"The character of the journal is to be the same. It has the same objects, and will continue to pursue the same methods in attaining the same, hoping to do so with ever-increasing success. With these explanations we trust our readers will prepare themselves to give to the journal in its new dress next month a hearty New Year's greeting, and join hands with us in one more year's earnest endeavor to alleviate the pains of suffering humanity, and elevate some portions of the human race upon a higher mental, moral, and physical plane."
Until the present time this journal, which has been published independent of the denomination since the first decade of this century, continues to be known as Good Health, and during all these years it has consistently maintained an editorial policy of bringing to the attention of the readers health teaching which has been a strong factor in molding the attitudes of people in the values of a vegetarian dietary.
From a historical angle it is important to note that another journal, known as the Pacific Health Journal and Temperance Advocate, began to be published by this denomination in the year 1885. This journal from the beginning was attractive and interesting and balanced in health teaching. It, too, however, had problems in the securing of stable editorial leadership, and history repeated itself, for we find that this journal also had an era in which it was managed by a committee, without the editor's being named in its pages. It was finally stabilized by the appointment of Dr. G. H. Heald as the editor in chief in the year 1899. From this time on Doctor Heald gave to the Pacific Health Journal the careful editorial scrutiny which is needed in the success of any journalistic enterprise. In 1904, when the journal was transferred to Washington for publication, and the name was changed to Life and Health, Doctor Heald continued to give the same careful attention to the newly named journal which he had accorded to its predecessor.

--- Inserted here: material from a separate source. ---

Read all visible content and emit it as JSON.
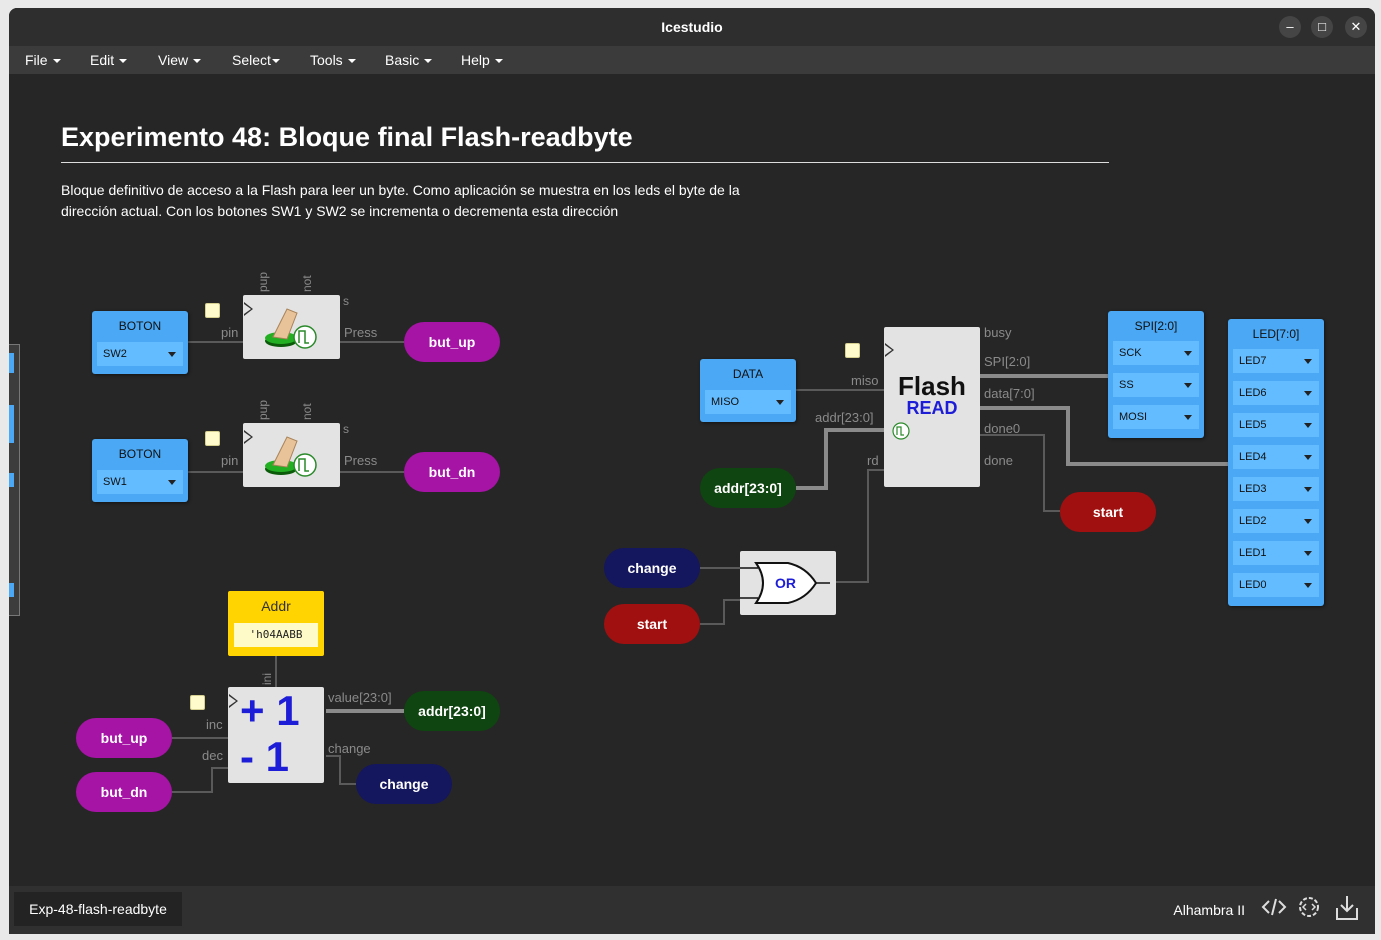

This same untiring, unremitting interest never wavered until ill-health incapacitated him a few years ago.
Today, another journal, Health, published by the Pacific Press, occupies an important place in this country along with Life and Health. As we view the world field and take cognizance of the high quality and sound scientific character of the large number of health journals which are now being published under denominational supervision, and compare the present volume of literature with the small, struggling beginning of those first thirty years, we cannot help but exclaim, "What hath God wrought ?" In this endeavor, frail, erring human beings have had to learn through counsel and experience how to bring each task assigned nearer to perfection. There is much available evidence to show that our health publications have proved through the years to be invaluable in teaching the message of practical healthful living, and have been factors in extending a knowledge of the gospel of salvation in many quarters where other publications or efforts could not have gained an entrance. These reliable high-class health journals have done much to create a favorable attitude toward our medical institutions, and toward the interests of our cause in general.
Health Reformer, Volumes II to XIV, 5866-5878. Good Health, Volumes XV to XXXI, 1879-1897. Pacific Health Journal, Volumes I to XIX, 1887-1904.